"When it came time to review progress made under the agreement at the 90-day mark, both governments applauded the significant reduction in irregular migration, easing tensions in the bilateral relationship," the June 2020 MPI report reads.
Border arrests reached an all-time high in the 2021 fiscal year, according to data released by Customs and Border Protection. The number of illegal aliens who successfully crossed into the United States undetected remains unknown. A 2018 model developed by three professors at Yale University has estimated that only 50 percent of illegal immigrants are caught by authorities at the border.
Following his victory in the 2020 election, Biden pledged to roll back the nation's immigration policies and loosen asylum restrictions. He argued more liberal policies would actually lead to a drop in migrants at the border.
"The last thing we need is to say we’re going to stop immediately the access to asylum, the way it’s being run now, and then end up with two million people on our border," Biden said.
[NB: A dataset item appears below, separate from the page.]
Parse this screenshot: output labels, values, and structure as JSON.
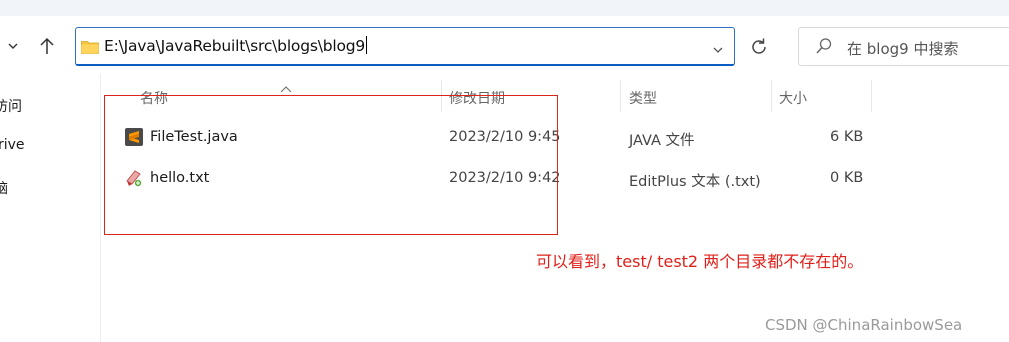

In March, Biden tasked Vice President Kamala Harris with solving the migration crisis, though her office has rarely commented whether her approach has resulted in any progress. Customs and Border Protection has apprehended more than 1.7 million migrants along the U.S.-Mexico border since Biden took office. By comparison, border arrests averaged roughly 540,000 a year from 2013 to 2019.